Organisations in the meetings industry will become more strategic about how and where they donate their time and money, with many organisations streamlining their donations to one or two key charities with clear links to their brand values and culture. Skills-based volunteerism will also lead the way, matching a charity’s needs to employees’ valuable skills. Online platforms will simplify the task of matching donors to causes, and we may see global web platforms such asKiva using the event industry to amplify their impact.
9. Aligned brand commitments & operations
Today a key barrier to putting sustainability into action is the perception that sustainability is expensive, and this is preventing a large number of ‘sustainable brands’ from meeting their own commitments when it comes to sustainable events. Companies like MCI will become more skilled at measuring, validating and communicating the business case for long-term sustainability strategies – which in fact reduce costs, streamline operations and improve performance. As the business case for sustainability becomes louder and clearer, more brands will be willing to align their sustainability actions with their ideals.
10. Sustainable destinations

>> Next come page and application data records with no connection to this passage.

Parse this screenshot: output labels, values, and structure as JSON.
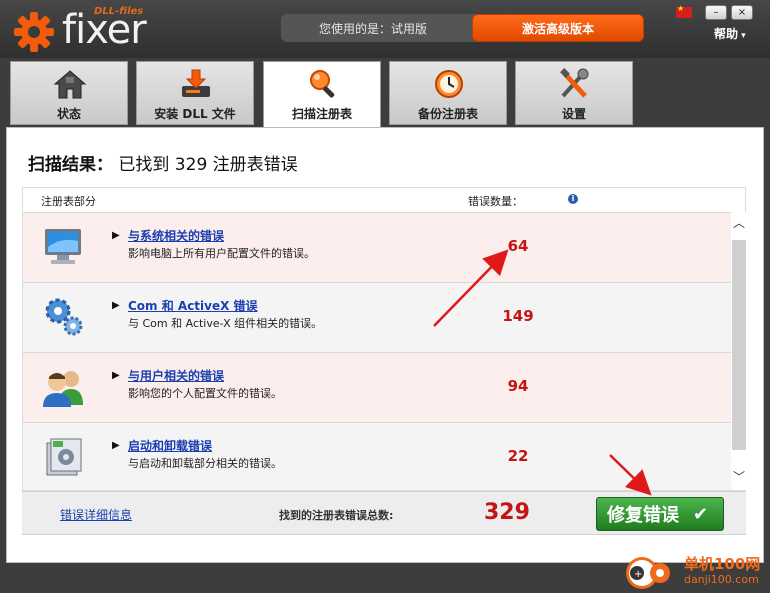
{
  "app": {
    "logo_small": "DLL-files",
    "logo_brand": "fixer"
  },
  "header": {
    "user_label": "您使用的是：试用版",
    "activate_button": "激活高级版本",
    "help_menu": "帮助",
    "window_minimize": "–",
    "window_close": "×"
  },
  "tabs": [
    {
      "label": "状态",
      "icon": "home-icon"
    },
    {
      "label": "安装 DLL 文件",
      "icon": "download-icon"
    },
    {
      "label": "扫描注册表",
      "icon": "magnifier-icon",
      "active": true
    },
    {
      "label": "备份注册表",
      "icon": "clock-icon"
    },
    {
      "label": "设置",
      "icon": "tools-icon"
    }
  ],
  "scan": {
    "heading_label": "扫描结果：",
    "heading_text": "已找到 329 注册表错误",
    "col_section": "注册表部分",
    "col_count": "错误数量：",
    "rows": [
      {
        "title": "与系统相关的错误",
        "desc": "影响电脑上所有用户配置文件的错误。",
        "count": "64",
        "icon": "monitor-icon"
      },
      {
        "title": "Com 和 ActiveX 错误",
        "desc": "与 Com 和 Active-X 组件相关的错误。",
        "count": "149",
        "icon": "gears-icon"
      },
      {
        "title": "与用户相关的错误",
        "desc": "影响您的个人配置文件的错误。",
        "count": "94",
        "icon": "users-icon"
      },
      {
        "title": "启动和卸载错误",
        "desc": "与启动和卸载部分相关的错误。",
        "count": "22",
        "icon": "installer-icon"
      }
    ],
    "details_link": "错误详细信息",
    "total_label": "找到的注册表错误总数:",
    "total_value": "329",
    "fix_button": "修复错误"
  },
  "watermark": {
    "line1": "单机100网",
    "line2": "danji100.com"
  },
  "colors": {
    "accent_orange": "#f25a0c",
    "error_red": "#c41414",
    "fix_green": "#2e9a2e",
    "link_blue": "#1a3fb0"
  }
}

At the start of 2015, only a handful of cities such as Bangkok and Orlando can boast a multi-year destination sustainability strategy for their events industry. Between now and 2020, leading convention bureaus will start bringing together key stakeholders to develop a shared vision for the sustainable development of their city. Just as cities can now demonstrate the economic impact of events on their local economy, local governments will increasingly look to the events sector as powerful catalyst of social and environmental change.
Do you agree with our projections? Have we missed any major trends? Please share your views and comments.